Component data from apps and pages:
□ □ □ □

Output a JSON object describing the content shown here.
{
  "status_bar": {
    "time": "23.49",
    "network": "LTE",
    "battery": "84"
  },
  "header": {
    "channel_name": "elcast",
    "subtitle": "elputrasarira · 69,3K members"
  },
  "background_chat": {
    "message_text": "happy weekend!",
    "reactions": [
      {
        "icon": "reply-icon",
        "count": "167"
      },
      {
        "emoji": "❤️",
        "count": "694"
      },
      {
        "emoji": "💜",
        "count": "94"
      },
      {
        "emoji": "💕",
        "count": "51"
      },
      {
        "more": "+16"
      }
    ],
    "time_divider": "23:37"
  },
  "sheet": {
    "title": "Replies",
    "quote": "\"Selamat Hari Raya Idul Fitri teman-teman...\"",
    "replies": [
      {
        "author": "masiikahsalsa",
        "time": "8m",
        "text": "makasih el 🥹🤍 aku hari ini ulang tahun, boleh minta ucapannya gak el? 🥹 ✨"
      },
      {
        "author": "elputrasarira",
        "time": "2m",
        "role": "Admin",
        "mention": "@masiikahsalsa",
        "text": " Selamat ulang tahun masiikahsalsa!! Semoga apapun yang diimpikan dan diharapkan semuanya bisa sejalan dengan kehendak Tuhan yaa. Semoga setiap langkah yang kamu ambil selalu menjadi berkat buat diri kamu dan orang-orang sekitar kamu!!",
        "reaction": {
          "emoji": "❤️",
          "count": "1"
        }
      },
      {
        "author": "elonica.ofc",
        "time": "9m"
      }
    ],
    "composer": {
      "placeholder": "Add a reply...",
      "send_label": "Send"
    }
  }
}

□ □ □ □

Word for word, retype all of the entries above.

Reply:
Output a JSON object describing the content shown here.
{
  "status_bar": {
    "time": "23.49",
    "network": "LTE",
    "battery": "84"
  },
  "header": {
    "channel_name": "elcast",
    "subtitle": "elputrasarira · 69,3K members"
  },
  "background_chat": {
    "message_text": "happy weekend!",
    "reactions": [
      {
        "icon": "reply-icon",
        "count": "167"
      },
      {
        "emoji": "❤️",
        "count": "694"
      },
      {
        "emoji": "💜",
        "count": "94"
      },
      {
        "emoji": "💕",
        "count": "51"
      },
      {
        "more": "+16"
      }
    ],
    "time_divider": "23:37"
  },
  "sheet": {
    "title": "Replies",
    "quote": "\"Selamat Hari Raya Idul Fitri teman-teman...\"",
    "replies": [
      {
        "author": "masiikahsalsa",
        "time": "8m",
        "text": "makasih el 🥹🤍 aku hari ini ulang tahun, boleh minta ucapannya gak el? 🥹 ✨"
      },
      {
        "author": "elputrasarira",
        "time": "2m",
        "role": "Admin",
        "mention": "@masiikahsalsa",
        "text": " Selamat ulang tahun masiikahsalsa!! Semoga apapun yang diimpikan dan diharapkan semuanya bisa sejalan dengan kehendak Tuhan yaa. Semoga setiap langkah yang kamu ambil selalu menjadi berkat buat diri kamu dan orang-orang sekitar kamu!!",
        "reaction": {
          "emoji": "❤️",
          "count": "1"
        }
      },
      {
        "author": "elonica.ofc",
        "time": "9m"
      }
    ],
    "composer": {
      "placeholder": "Add a reply...",
      "send_label": "Send"
    }
  }
}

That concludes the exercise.